“First, renewable facilities used to produce green hydrogen will be eligible for either the PTC [production tax credit] or ITC [investment tax credit], reducing production costs,” ICF states in a note on its website. “Second, being zero emissions, green hydrogen production facilities will qualify for the full value of the 45V hydrogen tax credit.

“Finally, electricity produced using green hydrogen will qualify for the PTC or ITC. The combined effect of these incentives in our analysis reduces the LCOE [levelised cost of energy] of green hydrogen-fueled CCGTs in 2030 by 52% to 67% relative to projects without incentives.

“Our analysis also indicates that with $3/kg green hydrogen prices in 2030, projects capturing these incentives would be cost-competitive with new natural gas-powered CCGTs.”

According to analyst S&P Global Platts, green hydrogen can be produced in the hydropower-rich US Northwest at today’s prices for $4.02/kg, which with a hydrogen tax credit of $3/kg would give a production price of $1.02/kg.

Chart showing calculations behind ICF's note. Photo: ICF International

A green hydrogen CCGT power plant could also be the lowest-cost form of dispatchable clean energy in the US by 2030, with better economics than wind and solar plus batteries, and even gas-fired power plants fitted with carbon capture and storage.

The ICF note continues: “With prices above $3/kg, however, green hydrogen-powered CCGTs will have higher LCOEs than new gas-powered CCGTs. The cost premium might not be prohibitive in regions with strong clean electricity mandates; firm capacity will be needed to meet the mandates, and additional development of unabated gas power generators is unlikely. In regions without such policies, green hydrogen facilities may still be viable despite the premium, as LSEs [load-serving entities] with ESG [environmental, social and governance] goals may be willing to pay it to ensure reliability.”

ICF made Its calculations comparing a 600MW CCGT facility running at an average capacity factor of 50% using both green hydrogen and unabated (and abated) natural gas.

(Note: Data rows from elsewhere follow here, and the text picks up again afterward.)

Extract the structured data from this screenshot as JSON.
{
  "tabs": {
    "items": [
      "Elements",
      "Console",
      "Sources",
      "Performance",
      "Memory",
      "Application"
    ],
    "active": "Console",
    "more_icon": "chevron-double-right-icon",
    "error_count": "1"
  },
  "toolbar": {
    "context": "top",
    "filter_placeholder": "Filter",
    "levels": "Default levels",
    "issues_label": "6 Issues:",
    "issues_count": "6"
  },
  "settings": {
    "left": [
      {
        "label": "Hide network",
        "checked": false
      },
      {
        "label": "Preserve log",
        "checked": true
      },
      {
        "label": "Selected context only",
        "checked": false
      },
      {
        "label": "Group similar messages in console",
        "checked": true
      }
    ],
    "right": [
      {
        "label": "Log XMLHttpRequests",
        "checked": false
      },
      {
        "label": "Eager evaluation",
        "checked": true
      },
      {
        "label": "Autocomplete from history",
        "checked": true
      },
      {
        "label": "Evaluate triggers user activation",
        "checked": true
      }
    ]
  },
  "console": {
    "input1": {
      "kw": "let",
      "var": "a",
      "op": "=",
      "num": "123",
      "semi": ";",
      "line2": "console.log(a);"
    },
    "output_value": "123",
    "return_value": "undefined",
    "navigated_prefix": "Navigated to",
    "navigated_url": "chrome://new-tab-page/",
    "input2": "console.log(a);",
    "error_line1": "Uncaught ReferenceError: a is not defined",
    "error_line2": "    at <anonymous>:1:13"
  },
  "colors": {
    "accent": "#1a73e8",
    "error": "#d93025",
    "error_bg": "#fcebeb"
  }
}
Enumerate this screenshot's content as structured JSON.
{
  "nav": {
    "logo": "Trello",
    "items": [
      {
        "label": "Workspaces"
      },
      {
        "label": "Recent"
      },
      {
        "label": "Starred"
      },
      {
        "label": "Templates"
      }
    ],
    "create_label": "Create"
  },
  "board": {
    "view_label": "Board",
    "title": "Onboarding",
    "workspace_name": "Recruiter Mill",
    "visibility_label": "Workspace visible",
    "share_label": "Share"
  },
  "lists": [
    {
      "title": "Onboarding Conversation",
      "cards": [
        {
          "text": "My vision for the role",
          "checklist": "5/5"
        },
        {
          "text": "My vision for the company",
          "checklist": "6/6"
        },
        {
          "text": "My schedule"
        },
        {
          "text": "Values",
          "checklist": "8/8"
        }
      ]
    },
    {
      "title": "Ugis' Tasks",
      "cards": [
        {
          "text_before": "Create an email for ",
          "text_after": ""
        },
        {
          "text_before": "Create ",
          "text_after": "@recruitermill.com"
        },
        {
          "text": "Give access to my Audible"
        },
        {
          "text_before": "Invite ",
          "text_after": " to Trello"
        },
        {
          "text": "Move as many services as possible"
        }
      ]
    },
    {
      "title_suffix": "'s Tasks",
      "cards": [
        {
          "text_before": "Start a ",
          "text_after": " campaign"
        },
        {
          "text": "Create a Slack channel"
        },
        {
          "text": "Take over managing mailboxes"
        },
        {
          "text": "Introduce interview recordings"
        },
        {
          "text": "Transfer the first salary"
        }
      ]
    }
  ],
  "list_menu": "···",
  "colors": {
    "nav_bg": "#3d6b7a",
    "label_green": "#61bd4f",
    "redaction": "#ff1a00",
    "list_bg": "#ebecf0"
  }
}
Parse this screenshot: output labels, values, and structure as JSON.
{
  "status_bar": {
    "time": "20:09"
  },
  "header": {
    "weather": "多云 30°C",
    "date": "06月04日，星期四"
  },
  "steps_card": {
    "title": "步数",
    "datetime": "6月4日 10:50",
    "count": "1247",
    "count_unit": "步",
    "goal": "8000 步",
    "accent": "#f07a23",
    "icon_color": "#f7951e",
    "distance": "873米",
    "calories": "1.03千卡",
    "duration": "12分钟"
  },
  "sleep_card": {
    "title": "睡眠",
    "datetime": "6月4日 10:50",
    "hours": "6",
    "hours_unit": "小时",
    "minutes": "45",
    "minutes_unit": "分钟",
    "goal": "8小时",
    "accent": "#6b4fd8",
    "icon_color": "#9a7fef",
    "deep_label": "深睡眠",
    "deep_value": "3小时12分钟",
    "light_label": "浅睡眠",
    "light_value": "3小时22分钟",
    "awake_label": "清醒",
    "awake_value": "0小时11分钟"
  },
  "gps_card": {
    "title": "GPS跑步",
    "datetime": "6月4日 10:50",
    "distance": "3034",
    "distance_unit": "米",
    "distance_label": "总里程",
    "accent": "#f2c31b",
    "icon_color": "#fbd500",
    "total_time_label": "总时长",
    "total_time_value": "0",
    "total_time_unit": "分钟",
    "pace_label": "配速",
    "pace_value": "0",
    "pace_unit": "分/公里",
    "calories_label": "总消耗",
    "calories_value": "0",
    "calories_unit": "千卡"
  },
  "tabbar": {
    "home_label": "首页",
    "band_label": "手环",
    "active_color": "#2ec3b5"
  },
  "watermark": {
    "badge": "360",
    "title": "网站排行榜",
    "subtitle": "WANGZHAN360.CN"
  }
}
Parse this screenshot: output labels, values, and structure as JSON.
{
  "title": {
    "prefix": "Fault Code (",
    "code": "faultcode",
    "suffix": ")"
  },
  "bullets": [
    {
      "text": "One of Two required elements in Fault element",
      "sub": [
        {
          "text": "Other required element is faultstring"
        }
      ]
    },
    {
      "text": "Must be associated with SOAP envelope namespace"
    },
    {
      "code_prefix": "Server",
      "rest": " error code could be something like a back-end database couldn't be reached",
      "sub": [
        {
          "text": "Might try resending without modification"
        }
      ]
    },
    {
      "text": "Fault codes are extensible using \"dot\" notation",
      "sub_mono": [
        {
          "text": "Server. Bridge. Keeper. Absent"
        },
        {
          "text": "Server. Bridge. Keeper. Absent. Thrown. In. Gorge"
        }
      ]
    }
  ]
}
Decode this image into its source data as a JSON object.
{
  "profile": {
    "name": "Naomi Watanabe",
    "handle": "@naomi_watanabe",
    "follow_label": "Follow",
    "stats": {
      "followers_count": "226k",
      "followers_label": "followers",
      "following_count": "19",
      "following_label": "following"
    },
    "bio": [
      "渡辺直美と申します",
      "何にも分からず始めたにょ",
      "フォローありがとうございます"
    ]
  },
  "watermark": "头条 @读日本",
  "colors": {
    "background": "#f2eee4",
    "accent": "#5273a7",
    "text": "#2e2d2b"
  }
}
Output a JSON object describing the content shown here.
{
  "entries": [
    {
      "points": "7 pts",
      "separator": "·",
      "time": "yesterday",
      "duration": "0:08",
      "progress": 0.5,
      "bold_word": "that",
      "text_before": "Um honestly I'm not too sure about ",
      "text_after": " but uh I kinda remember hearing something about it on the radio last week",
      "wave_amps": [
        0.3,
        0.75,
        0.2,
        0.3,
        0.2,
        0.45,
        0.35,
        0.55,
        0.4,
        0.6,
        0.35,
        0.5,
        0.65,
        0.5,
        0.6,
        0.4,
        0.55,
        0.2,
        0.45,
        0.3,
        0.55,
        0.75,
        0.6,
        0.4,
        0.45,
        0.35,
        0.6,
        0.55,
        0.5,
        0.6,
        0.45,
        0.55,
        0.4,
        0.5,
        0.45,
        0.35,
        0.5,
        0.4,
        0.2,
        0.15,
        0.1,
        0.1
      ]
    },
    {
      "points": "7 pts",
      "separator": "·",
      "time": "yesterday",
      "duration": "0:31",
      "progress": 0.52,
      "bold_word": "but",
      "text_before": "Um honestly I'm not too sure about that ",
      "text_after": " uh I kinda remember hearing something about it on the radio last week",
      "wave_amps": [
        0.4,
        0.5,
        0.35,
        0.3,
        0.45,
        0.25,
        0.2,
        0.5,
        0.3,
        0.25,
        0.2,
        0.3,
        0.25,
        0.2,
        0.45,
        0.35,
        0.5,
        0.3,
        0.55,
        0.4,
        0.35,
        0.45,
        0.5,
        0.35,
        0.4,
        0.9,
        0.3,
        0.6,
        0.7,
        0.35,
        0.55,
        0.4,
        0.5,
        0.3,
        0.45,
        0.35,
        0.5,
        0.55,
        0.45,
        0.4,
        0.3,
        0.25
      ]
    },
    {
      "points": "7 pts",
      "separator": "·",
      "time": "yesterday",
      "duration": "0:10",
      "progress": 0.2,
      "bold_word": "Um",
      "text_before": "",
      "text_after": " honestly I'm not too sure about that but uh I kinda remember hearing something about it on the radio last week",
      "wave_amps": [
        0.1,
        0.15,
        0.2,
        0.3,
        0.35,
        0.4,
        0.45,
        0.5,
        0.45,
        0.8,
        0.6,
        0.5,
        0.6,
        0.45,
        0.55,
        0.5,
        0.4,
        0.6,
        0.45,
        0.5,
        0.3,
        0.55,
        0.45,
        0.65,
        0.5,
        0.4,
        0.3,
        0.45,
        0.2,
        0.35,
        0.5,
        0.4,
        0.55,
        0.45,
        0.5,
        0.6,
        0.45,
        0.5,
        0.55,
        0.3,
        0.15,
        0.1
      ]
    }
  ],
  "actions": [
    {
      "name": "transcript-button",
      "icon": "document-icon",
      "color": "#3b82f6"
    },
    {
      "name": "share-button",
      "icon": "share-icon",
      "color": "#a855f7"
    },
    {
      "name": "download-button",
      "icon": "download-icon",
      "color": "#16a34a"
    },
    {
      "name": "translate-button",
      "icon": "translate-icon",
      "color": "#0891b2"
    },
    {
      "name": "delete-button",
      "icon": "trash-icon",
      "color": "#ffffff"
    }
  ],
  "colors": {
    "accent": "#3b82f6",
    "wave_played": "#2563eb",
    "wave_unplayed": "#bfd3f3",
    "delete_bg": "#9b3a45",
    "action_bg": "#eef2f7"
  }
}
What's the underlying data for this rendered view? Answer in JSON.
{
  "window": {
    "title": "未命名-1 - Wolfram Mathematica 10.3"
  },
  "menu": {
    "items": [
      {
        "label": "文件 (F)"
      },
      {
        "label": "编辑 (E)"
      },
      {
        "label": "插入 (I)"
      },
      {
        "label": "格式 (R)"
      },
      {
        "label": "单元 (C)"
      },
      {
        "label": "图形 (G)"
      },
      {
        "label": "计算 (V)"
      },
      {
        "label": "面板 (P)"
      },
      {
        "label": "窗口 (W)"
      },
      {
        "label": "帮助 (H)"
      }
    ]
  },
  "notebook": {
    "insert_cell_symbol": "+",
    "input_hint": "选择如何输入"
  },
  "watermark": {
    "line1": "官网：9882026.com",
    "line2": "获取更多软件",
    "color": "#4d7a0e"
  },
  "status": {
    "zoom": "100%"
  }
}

However, it adds that such a large renewable H2 power plant would soak up around $5.8bn in hydrogen tax credits alone over the 10-year period allowed by the IRA.

There would also be question marks over whether making green hydrogen from wind or solar power for dispatchable power production would be a good use of renewable energy. Converting wind or solar electricity to green hydrogen using an electrolyser and then burning that H2 in a gas turbine results in energy losses of about 70%. In other words, for every 100MWh of renewable energy inputted into such a set-up, only 30MWh would come out of the other end — a very inefficient use of valuable green power.

“This diversion of renewables reduces the amount of fossil fuels that could be directly replaced, along with corresponding reductions in CO2 emissions,” says US non-profit organisation, Clean Energy Group.

ICF is careful throughout its analysis to use the word “could” when referring to green hydrogen power production — a chart attached to its note shows (see above) shows forecasts for LCOE prices in 2030 as a range, so renewable H2 could also work out to be the most expensive form of clean dispatchable power.

For more details and analysis on the new hydrogen tax credits, click here.